Problem requirements: From the material below, copy each line that holds the word "desc".

[Start of section]

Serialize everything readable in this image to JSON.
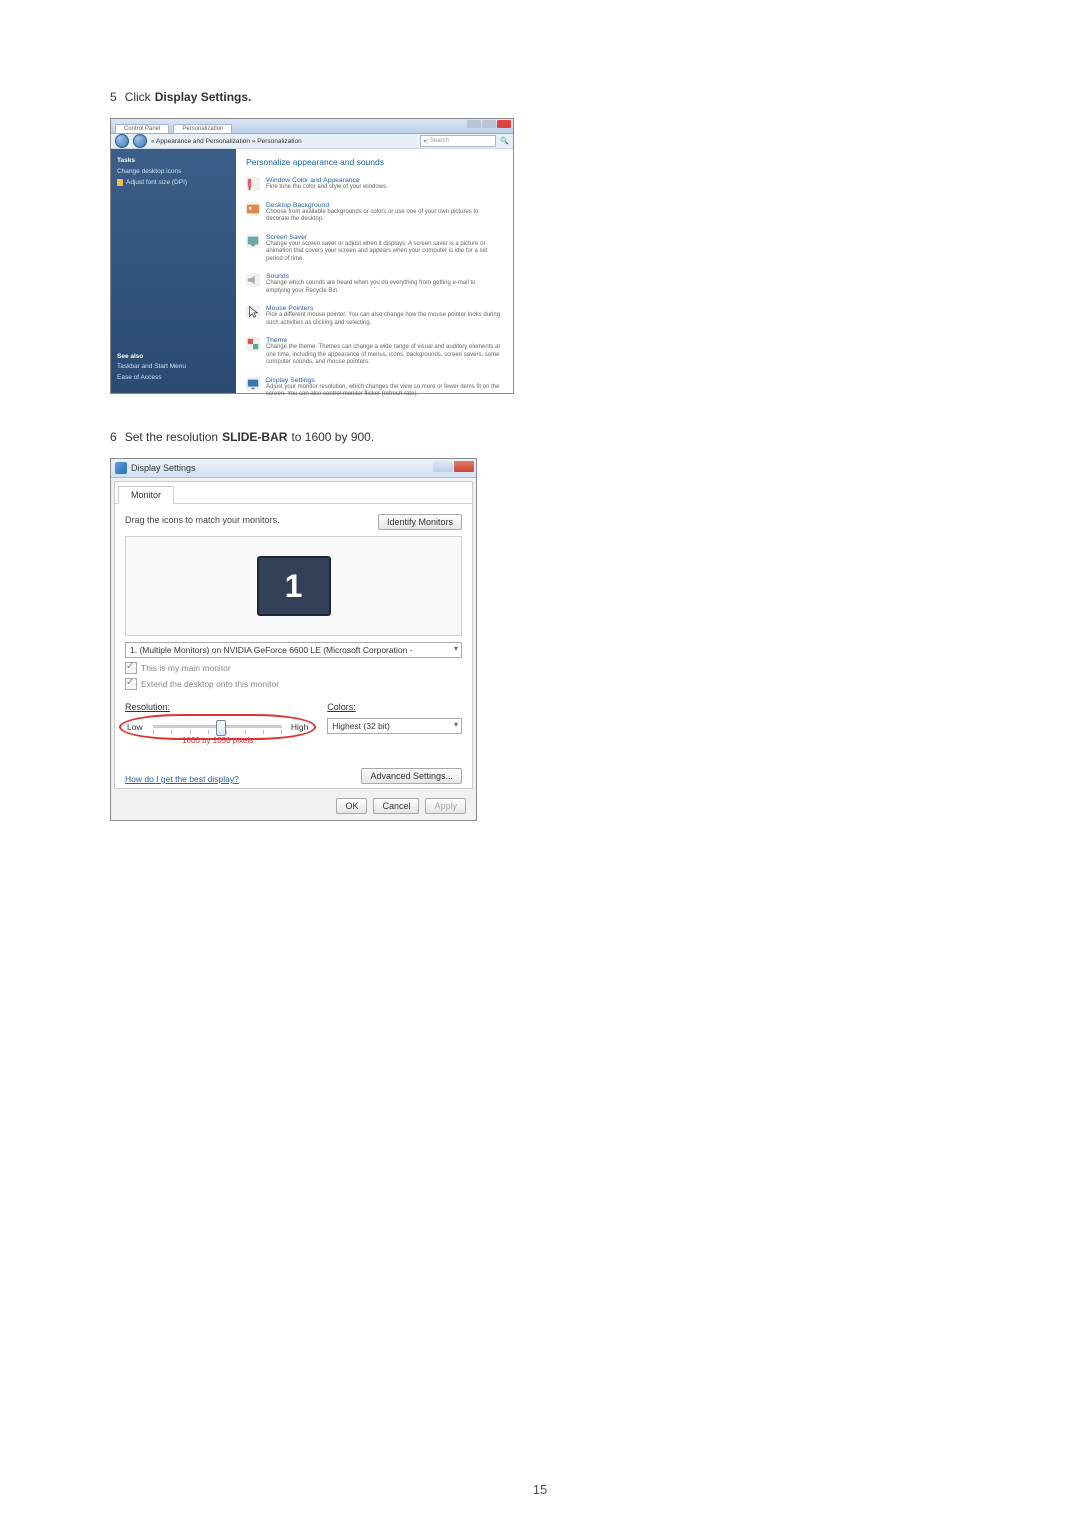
{
  "page_number": "15",
  "step5": {
    "num": "5",
    "prefix": "Click ",
    "bold": "Display Settings."
  },
  "step6": {
    "num": "6",
    "prefix": "Set the resolution ",
    "bold": "SLIDE-BAR",
    "suffix": " to 1600 by 900."
  },
  "win1": {
    "tab_control": "Control Panel",
    "tab_personalize": "Personalization",
    "breadcrumb": "« Appearance and Personalization » Personalization",
    "search_placeholder": "Search",
    "sidebar": {
      "heading": "Tasks",
      "link1": "Change desktop icons",
      "link2": "Adjust font size (DPI)",
      "also": "See also",
      "also1": "Taskbar and Start Menu",
      "also2": "Ease of Access"
    },
    "main_title": "Personalize appearance and sounds",
    "items": [
      {
        "title": "Window Color and Appearance",
        "desc": "Fine tune the color and style of your windows."
      },
      {
        "title": "Desktop Background",
        "desc": "Choose from available backgrounds or colors or use one of your own pictures to decorate the desktop."
      },
      {
        "title": "Screen Saver",
        "desc": "Change your screen saver or adjust when it displays. A screen saver is a picture or animation that covers your screen and appears when your computer is idle for a set period of time."
      },
      {
        "title": "Sounds",
        "desc": "Change which sounds are heard when you do everything from getting e-mail to emptying your Recycle Bin."
      },
      {
        "title": "Mouse Pointers",
        "desc": "Pick a different mouse pointer. You can also change how the mouse pointer looks during such activities as clicking and selecting."
      },
      {
        "title": "Theme",
        "desc": "Change the theme. Themes can change a wide range of visual and auditory elements at one time, including the appearance of menus, icons, backgrounds, screen savers, some computer sounds, and mouse pointers."
      },
      {
        "title": "Display Settings",
        "desc": "Adjust your monitor resolution, which changes the view so more or fewer items fit on the screen. You can also control monitor flicker (refresh rate)."
      }
    ]
  },
  "win2": {
    "title": "Display Settings",
    "tab": "Monitor",
    "drag_text": "Drag the icons to match your monitors.",
    "identify_btn": "Identify Monitors",
    "monitor_number": "1",
    "device": "1. (Multiple Monitors) on NVIDIA GeForce 6600 LE (Microsoft Corporation - ",
    "check1": "This is my main monitor",
    "check2": "Extend the desktop onto this monitor",
    "res_label": "Resolution:",
    "low": "Low",
    "high": "High",
    "res_readout": "1600 by 1050 pixels",
    "col_label": "Colors:",
    "col_value": "Highest (32 bit)",
    "how_link": "How do I get the best display?",
    "adv_btn": "Advanced Settings...",
    "ok": "OK",
    "cancel": "Cancel",
    "apply": "Apply"
  }
}
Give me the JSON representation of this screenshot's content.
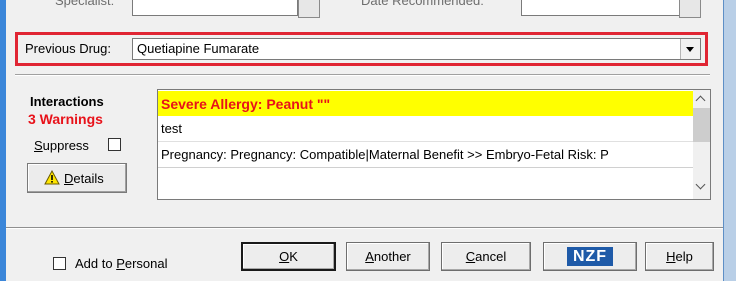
{
  "top_row": {
    "specialist_label": "Specialist:",
    "date_label": "Date Recommended:"
  },
  "previous_drug": {
    "label": "Previous Drug:",
    "value": "Quetiapine Fumarate"
  },
  "interactions": {
    "title": "Interactions",
    "warnings": "3 Warnings",
    "suppress_label": "Suppress",
    "suppress_checked": false,
    "details_label": "Details",
    "rows": [
      {
        "text": "Severe Allergy: Peanut \"\""
      },
      {
        "text": "test"
      },
      {
        "text": "Pregnancy: Pregnancy: Compatible|Maternal Benefit >> Embryo-Fetal Risk: P"
      }
    ],
    "highlight_color": "#ffff00",
    "warning_color": "#e8121a"
  },
  "footer": {
    "add_to_personal": "Add to Personal",
    "add_checked": false,
    "ok": "OK",
    "another": "Another",
    "cancel": "Cancel",
    "nzf": "NZF",
    "help": "Help"
  },
  "icons": {
    "details": "warning-triangle-icon",
    "combo": "chevron-down-icon",
    "scroll_up": "chevron-up-icon",
    "scroll_down": "chevron-down-icon"
  },
  "accent_colors": {
    "highlight_frame": "#e02533",
    "window_frame": "#3b86d9",
    "nzf_badge": "#1e5aa8"
  }
}
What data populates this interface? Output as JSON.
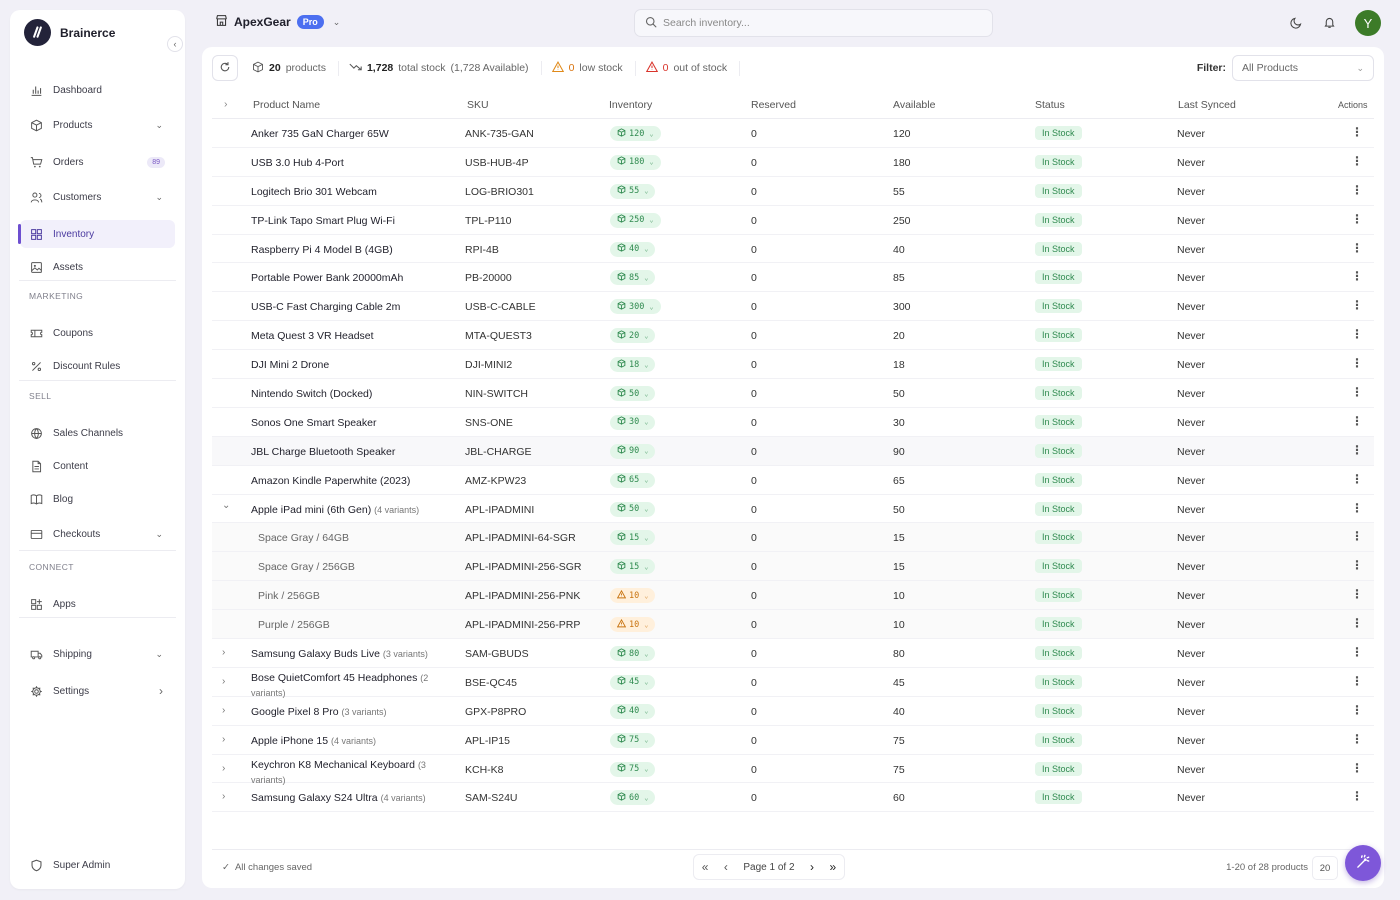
{
  "brand": {
    "name": "Brainerce"
  },
  "sidebar": {
    "items": [
      {
        "label": "Dashboard",
        "icon": "chart-icon"
      },
      {
        "label": "Products",
        "icon": "box-icon",
        "chevron": true
      },
      {
        "label": "Orders",
        "icon": "cart-icon",
        "badge": "89"
      },
      {
        "label": "Customers",
        "icon": "users-icon",
        "chevron": true
      },
      {
        "label": "Inventory",
        "icon": "grid-icon",
        "active": true
      },
      {
        "label": "Assets",
        "icon": "image-icon"
      },
      {
        "label": "Coupons",
        "icon": "ticket-icon"
      },
      {
        "label": "Discount Rules",
        "icon": "percent-icon"
      },
      {
        "label": "Sales Channels",
        "icon": "globe-icon"
      },
      {
        "label": "Content",
        "icon": "document-icon"
      },
      {
        "label": "Blog",
        "icon": "book-icon"
      },
      {
        "label": "Checkouts",
        "icon": "card-icon",
        "chevron": true
      },
      {
        "label": "Apps",
        "icon": "apps-icon"
      },
      {
        "label": "Shipping",
        "icon": "truck-icon",
        "chevron": true
      },
      {
        "label": "Settings",
        "icon": "gear-icon",
        "chevron_right": true
      }
    ],
    "sections": {
      "marketing": "MARKETING",
      "sell": "SELL",
      "connect": "CONNECT"
    },
    "footer_label": "Super Admin"
  },
  "header": {
    "store_name": "ApexGear",
    "plan_badge": "Pro",
    "search_placeholder": "Search inventory...",
    "avatar_initial": "Y"
  },
  "stats": {
    "products_count": "20",
    "products_label": "products",
    "total_stock": "1,728",
    "total_stock_label": "total stock",
    "available_note": "(1,728 Available)",
    "low_stock_count": "0",
    "low_stock_label": "low stock",
    "out_of_stock_count": "0",
    "out_of_stock_label": "out of stock"
  },
  "filter": {
    "label": "Filter:",
    "value": "All Products"
  },
  "table": {
    "headers": {
      "name": "Product Name",
      "sku": "SKU",
      "inventory": "Inventory",
      "reserved": "Reserved",
      "available": "Available",
      "status": "Status",
      "last_synced": "Last Synced",
      "actions": "Actions"
    },
    "rows": [
      {
        "name": "Anker 735 GaN Charger 65W",
        "sku": "ANK-735-GAN",
        "inventory": "120",
        "reserved": "0",
        "available": "120",
        "status": "In Stock",
        "synced": "Never"
      },
      {
        "name": "USB 3.0 Hub 4-Port",
        "sku": "USB-HUB-4P",
        "inventory": "180",
        "reserved": "0",
        "available": "180",
        "status": "In Stock",
        "synced": "Never"
      },
      {
        "name": "Logitech Brio 301 Webcam",
        "sku": "LOG-BRIO301",
        "inventory": "55",
        "reserved": "0",
        "available": "55",
        "status": "In Stock",
        "synced": "Never"
      },
      {
        "name": "TP-Link Tapo Smart Plug Wi-Fi",
        "sku": "TPL-P110",
        "inventory": "250",
        "reserved": "0",
        "available": "250",
        "status": "In Stock",
        "synced": "Never"
      },
      {
        "name": "Raspberry Pi 4 Model B (4GB)",
        "sku": "RPI-4B",
        "inventory": "40",
        "reserved": "0",
        "available": "40",
        "status": "In Stock",
        "synced": "Never"
      },
      {
        "name": "Portable Power Bank 20000mAh",
        "sku": "PB-20000",
        "inventory": "85",
        "reserved": "0",
        "available": "85",
        "status": "In Stock",
        "synced": "Never"
      },
      {
        "name": "USB-C Fast Charging Cable 2m",
        "sku": "USB-C-CABLE",
        "inventory": "300",
        "reserved": "0",
        "available": "300",
        "status": "In Stock",
        "synced": "Never"
      },
      {
        "name": "Meta Quest 3 VR Headset",
        "sku": "MTA-QUEST3",
        "inventory": "20",
        "reserved": "0",
        "available": "20",
        "status": "In Stock",
        "synced": "Never"
      },
      {
        "name": "DJI Mini 2 Drone",
        "sku": "DJI-MINI2",
        "inventory": "18",
        "reserved": "0",
        "available": "18",
        "status": "In Stock",
        "synced": "Never"
      },
      {
        "name": "Nintendo Switch (Docked)",
        "sku": "NIN-SWITCH",
        "inventory": "50",
        "reserved": "0",
        "available": "50",
        "status": "In Stock",
        "synced": "Never"
      },
      {
        "name": "Sonos One Smart Speaker",
        "sku": "SNS-ONE",
        "inventory": "30",
        "reserved": "0",
        "available": "30",
        "status": "In Stock",
        "synced": "Never"
      },
      {
        "name": "JBL Charge Bluetooth Speaker",
        "sku": "JBL-CHARGE",
        "inventory": "90",
        "reserved": "0",
        "available": "90",
        "status": "In Stock",
        "synced": "Never",
        "highlight": true
      },
      {
        "name": "Amazon Kindle Paperwhite (2023)",
        "sku": "AMZ-KPW23",
        "inventory": "65",
        "reserved": "0",
        "available": "65",
        "status": "In Stock",
        "synced": "Never"
      },
      {
        "name": "Apple iPad mini (6th Gen)",
        "variants": "(4 variants)",
        "expanded": true,
        "sku": "APL-IPADMINI",
        "inventory": "50",
        "reserved": "0",
        "available": "50",
        "status": "In Stock",
        "synced": "Never"
      },
      {
        "name": "Space Gray / 64GB",
        "variant": true,
        "sku": "APL-IPADMINI-64-SGR",
        "inventory": "15",
        "reserved": "0",
        "available": "15",
        "status": "In Stock",
        "synced": "Never"
      },
      {
        "name": "Space Gray / 256GB",
        "variant": true,
        "sku": "APL-IPADMINI-256-SGR",
        "inventory": "15",
        "reserved": "0",
        "available": "15",
        "status": "In Stock",
        "synced": "Never"
      },
      {
        "name": "Pink / 256GB",
        "variant": true,
        "low": true,
        "sku": "APL-IPADMINI-256-PNK",
        "inventory": "10",
        "reserved": "0",
        "available": "10",
        "status": "In Stock",
        "synced": "Never"
      },
      {
        "name": "Purple / 256GB",
        "variant": true,
        "low": true,
        "sku": "APL-IPADMINI-256-PRP",
        "inventory": "10",
        "reserved": "0",
        "available": "10",
        "status": "In Stock",
        "synced": "Never"
      },
      {
        "name": "Samsung Galaxy Buds Live",
        "variants": "(3 variants)",
        "sku": "SAM-GBUDS",
        "inventory": "80",
        "reserved": "0",
        "available": "80",
        "status": "In Stock",
        "synced": "Never"
      },
      {
        "name": "Bose QuietComfort 45 Headphones",
        "variants": "(2 variants)",
        "two_line": true,
        "sku": "BSE-QC45",
        "inventory": "45",
        "reserved": "0",
        "available": "45",
        "status": "In Stock",
        "synced": "Never"
      },
      {
        "name": "Google Pixel 8 Pro",
        "variants": "(3 variants)",
        "sku": "GPX-P8PRO",
        "inventory": "40",
        "reserved": "0",
        "available": "40",
        "status": "In Stock",
        "synced": "Never"
      },
      {
        "name": "Apple iPhone 15",
        "variants": "(4 variants)",
        "sku": "APL-IP15",
        "inventory": "75",
        "reserved": "0",
        "available": "75",
        "status": "In Stock",
        "synced": "Never"
      },
      {
        "name": "Keychron K8 Mechanical Keyboard",
        "variants": "(3 variants)",
        "two_line": true,
        "sku": "KCH-K8",
        "inventory": "75",
        "reserved": "0",
        "available": "75",
        "status": "In Stock",
        "synced": "Never"
      },
      {
        "name": "Samsung Galaxy S24 Ultra",
        "variants": "(4 variants)",
        "sku": "SAM-S24U",
        "inventory": "60",
        "reserved": "0",
        "available": "60",
        "status": "In Stock",
        "synced": "Never"
      }
    ]
  },
  "footer": {
    "saved_text": "All changes saved",
    "page_text": "Page 1 of 2",
    "count_text": "1-20 of 28 products",
    "per_page": "20"
  },
  "colors": {
    "accent": "#6d4fd0",
    "in_stock_bg": "#e3f6e9",
    "in_stock_text": "#2f8a4f",
    "low_bg": "#fff0dc",
    "low_text": "#c87310",
    "pro_badge": "#4c6ff0",
    "avatar": "#3c7b28"
  }
}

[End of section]

Reply to the exercise:
        "desc": "Fine tune the color and style of your windows."
        "desc": "Choose from available backgrounds or colors or use one of your own pictures to decorate the desktop."
        "desc": "Change your screen saver or adjust when it displays. A screen saver is a picture or animation that covers your screen and appears when your computer is idle for a set period of time."
        "desc": "Change which sounds are heard when you do everything from getting e-mail to emptying your Recycle Bin."
        "desc": "Pick a different mouse pointer. You can also change how the mouse pointer looks during such activities as clicking and selecting."
        "desc": "Change the theme. Themes can change a wide range of visual and auditory elements at one time, including the appearance of menus, icons, backgrounds, screen savers, some computer sounds, and mouse pointers."
        "desc": "Adjust your monitor resolution, which changes the view so more or fewer items fit on the screen. You can also control monitor flicker (refresh rate)."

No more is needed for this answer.